EGU General Assembly 2020
© Author(s) 2020. This work is distributed under
the Creative Commons Attribution 4.0 License.

Use of turbidity measurements to monitor suspended sediment loads on the Congo River

Catherine Mushi1,5, Preksedis Marko Ndomba1, Jeffrey Neal2, Jules Beya3,6, and Mark Trigg4
Catherine Mushi et al.
  • 1University of Dar es Salaam, College of Engineering and Technology, Department of Water Resources Engineering, Dar es Salaam, Tanzania
  • 2School of Geographical Sciences, University of Bristol, Bristol, UK
  • 3Department of Natural Resources Engineering, University of Kinshasa, Kinshasa, DRC
  • 4School of Civil Engineering, University of Leeds, Leeds, UK
  • 5Department of Civil Engineering, Ardhi University, Dar es Salaam, Tanzania
  • 6Centre de Recherche en Ressources en Eau du Bassin du Congo (CRREBaC), Kinshasa, DRC

Recent mapping of sediment sources and erosion processes in the Congo basin show that sediment loads may be higher than previously estimated. Stark temporal changes in water turbidity in some of the tributaries observed by satellite images over the past 25 years indicate a need for closer monitoring of sediment load transported in the River. Turbidity sensors present an attractive option for sediment monitoring due to their ability to provide automated continuous time series data for estimation of suspended sediment concentration and suspended sediment fluxes in rivers; an attribute that is particularly important for remote rivers like the Congo. Continuous in-situ turbidity measurements were made using an OBS-501 turbidity sensor at the Kutu Moke monitoring site on the Kasai River, a major tributary of the Congo River between July 2018 and August 2019. The sensor infers turbidity by detecting the intensity of light scattered from suspended particles in water. We explore a field calibration of turbidity measurements with over 120 simultaneous suspended sediment concentration (SSC) measurements for the same period. Sediment loads estimated using high frequency turbidity data measurements (hourly) are then compared to loads estimated using classical sediment rating curves to establish if the turbidity provides a better representation of the suspended sediment load.

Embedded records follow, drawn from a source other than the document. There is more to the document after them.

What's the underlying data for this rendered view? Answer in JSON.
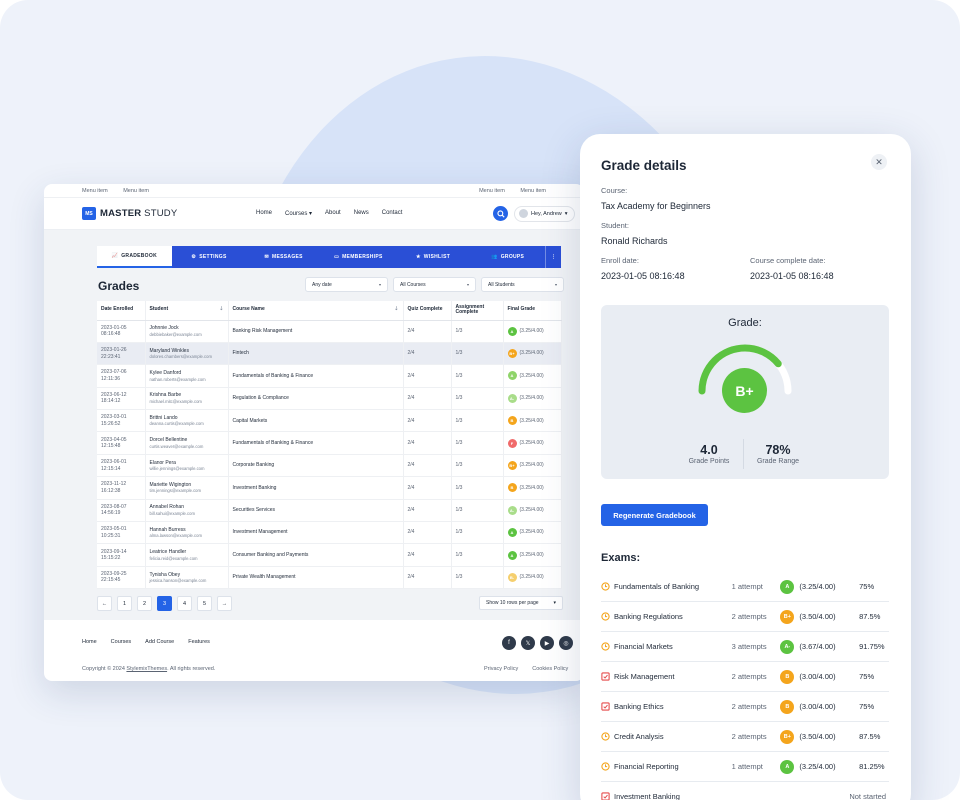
{
  "topbar": {
    "left": [
      "Menu item",
      "Menu item"
    ],
    "right": [
      "Menu item",
      "Menu item"
    ]
  },
  "brand": {
    "mark": "MS",
    "name_bold": "MASTER",
    "name_light": "STUDY"
  },
  "nav": [
    "Home",
    "Courses",
    "About",
    "News",
    "Contact"
  ],
  "user": {
    "greeting": "Hey, Andrew"
  },
  "tabs": [
    {
      "label": "GRADEBOOK",
      "icon": "chart-icon"
    },
    {
      "label": "SETTINGS",
      "icon": "gear-icon"
    },
    {
      "label": "MESSAGES",
      "icon": "mail-icon"
    },
    {
      "label": "MEMBERSHIPS",
      "icon": "card-icon"
    },
    {
      "label": "WISHLIST",
      "icon": "star-icon"
    },
    {
      "label": "GROUPS",
      "icon": "users-icon"
    }
  ],
  "page_title": "Grades",
  "filters": [
    "Any date",
    "All Courses",
    "All Students"
  ],
  "table": {
    "headers": [
      "Date Enrolled",
      "Student",
      "Course Name",
      "Quiz Complete",
      "Assignment Complete",
      "Final Grade"
    ],
    "rows": [
      {
        "date": "2023-01-05",
        "time": "08:16:48",
        "name": "Johnnie Jock",
        "email": "debbiebaker@example.com",
        "course": "Banking Risk Management",
        "quiz": "2/4",
        "assign": "1/3",
        "grade": "A",
        "color": "#5cc341",
        "score": "(3.25/4.00)"
      },
      {
        "date": "2023-01-26",
        "time": "22:23:41",
        "name": "Maryland Winkles",
        "email": "dolores.chambers@example.com",
        "course": "Fintech",
        "quiz": "2/4",
        "assign": "1/3",
        "grade": "B+",
        "color": "#f4a51c",
        "score": "(3.25/4.00)"
      },
      {
        "date": "2023-07-06",
        "time": "12:11:36",
        "name": "Kylee Danford",
        "email": "nathan.roberts@example.com",
        "course": "Fundamentals of Banking & Finance",
        "quiz": "2/4",
        "assign": "1/3",
        "grade": "A",
        "color": "#8fd46a",
        "score": "(3.25/4.00)"
      },
      {
        "date": "2023-06-12",
        "time": "18:14:12",
        "name": "Krishna Barbe",
        "email": "michael.mitc@example.com",
        "course": "Regulation & Compliance",
        "quiz": "2/4",
        "assign": "1/3",
        "grade": "A-",
        "color": "#a9dd8a",
        "score": "(3.25/4.00)"
      },
      {
        "date": "2023-03-01",
        "time": "15:26:52",
        "name": "Brittni Lando",
        "email": "deanna.curtis@example.com",
        "course": "Capital Markets",
        "quiz": "2/4",
        "assign": "1/3",
        "grade": "B",
        "color": "#f4a51c",
        "score": "(3.25/4.00)"
      },
      {
        "date": "2023-04-05",
        "time": "12:15:48",
        "name": "Dorcel Bellentine",
        "email": "curtis.weaver@example.com",
        "course": "Fundamentals of Banking & Finance",
        "quiz": "2/4",
        "assign": "1/3",
        "grade": "F",
        "color": "#f06a6a",
        "score": "(3.25/4.00)"
      },
      {
        "date": "2023-06-01",
        "time": "12:15:14",
        "name": "Elanor Pera",
        "email": "willie.jennings@example.com",
        "course": "Corporate Banking",
        "quiz": "2/4",
        "assign": "1/3",
        "grade": "B+",
        "color": "#f4a51c",
        "score": "(3.25/4.00)"
      },
      {
        "date": "2023-11-12",
        "time": "16:12:38",
        "name": "Mariette Wigington",
        "email": "tim.jennings@example.com",
        "course": "Investment Banking",
        "quiz": "2/4",
        "assign": "1/3",
        "grade": "B",
        "color": "#f4a51c",
        "score": "(3.25/4.00)"
      },
      {
        "date": "2023-08-07",
        "time": "14:56:19",
        "name": "Annabel Rohan",
        "email": "bill.sahui@example.com",
        "course": "Securities Services",
        "quiz": "2/4",
        "assign": "1/3",
        "grade": "A-",
        "color": "#a9dd8a",
        "score": "(3.25/4.00)"
      },
      {
        "date": "2023-05-01",
        "time": "10:25:31",
        "name": "Hannah Burress",
        "email": "alma.lawson@example.com",
        "course": "Investment Management",
        "quiz": "2/4",
        "assign": "1/3",
        "grade": "A",
        "color": "#5cc341",
        "score": "(3.25/4.00)"
      },
      {
        "date": "2023-09-14",
        "time": "15:15:22",
        "name": "Leatrice Handler",
        "email": "felicia.reid@example.com",
        "course": "Consumer Banking and Payments",
        "quiz": "2/4",
        "assign": "1/3",
        "grade": "A",
        "color": "#5cc341",
        "score": "(3.25/4.00)"
      },
      {
        "date": "2023-09-25",
        "time": "22:15:45",
        "name": "Tynisha Obey",
        "email": "jessica.hanson@example.com",
        "course": "Private Wealth Management",
        "quiz": "2/4",
        "assign": "1/3",
        "grade": "B-",
        "color": "#f5cf6e",
        "score": "(3.25/4.00)"
      }
    ]
  },
  "pagination": {
    "pages": [
      "1",
      "2",
      "3",
      "4",
      "5"
    ],
    "current": "3",
    "prev": "←",
    "next": "→",
    "rows_per_page": "Show 10 rows per page"
  },
  "footer": {
    "links": [
      "Home",
      "Courses",
      "Add Course",
      "Features"
    ],
    "copyright_prefix": "Copyright © 2024 ",
    "copyright_link": "StylemixThemes",
    "copyright_suffix": ". All rights reserved.",
    "policies": [
      "Privacy Policy",
      "Cookies Policy"
    ],
    "socials": [
      "facebook-icon",
      "x-icon",
      "youtube-icon",
      "instagram-icon"
    ]
  },
  "details": {
    "title": "Grade details",
    "course_label": "Course:",
    "course": "Tax Academy for Beginners",
    "student_label": "Student:",
    "student": "Ronald Richards",
    "enroll_label": "Enroll date:",
    "enroll": "2023-01-05 08:16:48",
    "complete_label": "Course complete date:",
    "complete": "2023-01-05 08:16:48",
    "grade_label": "Grade:",
    "grade": "B+",
    "grade_fraction": 0.78,
    "grade_color": "#5cc341",
    "points": "4.0",
    "points_label": "Grade Points",
    "range": "78%",
    "range_label": "Grade Range",
    "regen_label": "Regenerate Gradebook",
    "exams_label": "Exams:",
    "exams": [
      {
        "name": "Fundamentals of Banking",
        "attempts": "1 attempt",
        "grade": "A",
        "color": "#5cc341",
        "score": "(3.25/4.00)",
        "pct": "75%",
        "icon": "clock-icon"
      },
      {
        "name": "Banking Regulations",
        "attempts": "2 attempts",
        "grade": "B+",
        "color": "#f4a51c",
        "score": "(3.50/4.00)",
        "pct": "87.5%",
        "icon": "clock-icon"
      },
      {
        "name": "Financial Markets",
        "attempts": "3 attempts",
        "grade": "A-",
        "color": "#5cc341",
        "score": "(3.67/4.00)",
        "pct": "91.75%",
        "icon": "clock-icon"
      },
      {
        "name": "Risk Management",
        "attempts": "2 attempts",
        "grade": "B",
        "color": "#f4a51c",
        "score": "(3.00/4.00)",
        "pct": "75%",
        "icon": "assignment-icon"
      },
      {
        "name": "Banking Ethics",
        "attempts": "2 attempts",
        "grade": "B",
        "color": "#f4a51c",
        "score": "(3.00/4.00)",
        "pct": "75%",
        "icon": "assignment-icon"
      },
      {
        "name": "Credit Analysis",
        "attempts": "2 attempts",
        "grade": "B+",
        "color": "#f4a51c",
        "score": "(3.50/4.00)",
        "pct": "87.5%",
        "icon": "clock-icon"
      },
      {
        "name": "Financial Reporting",
        "attempts": "1 attempt",
        "grade": "A",
        "color": "#5cc341",
        "score": "(3.25/4.00)",
        "pct": "81.25%",
        "icon": "clock-icon"
      },
      {
        "name": "Investment Banking",
        "attempts": "",
        "grade": "",
        "color": "",
        "score": "",
        "pct": "",
        "status": "Not started",
        "icon": "assignment-icon"
      }
    ]
  }
}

How to cite: Mushi, C., Ndomba, P. M., Neal, J., Beya, J., and Trigg, M.: Use of turbidity measurements to monitor suspended sediment loads on the Congo River, EGU General Assembly 2020, Online, 4–8 May 2020, EGU2020-518,, 2019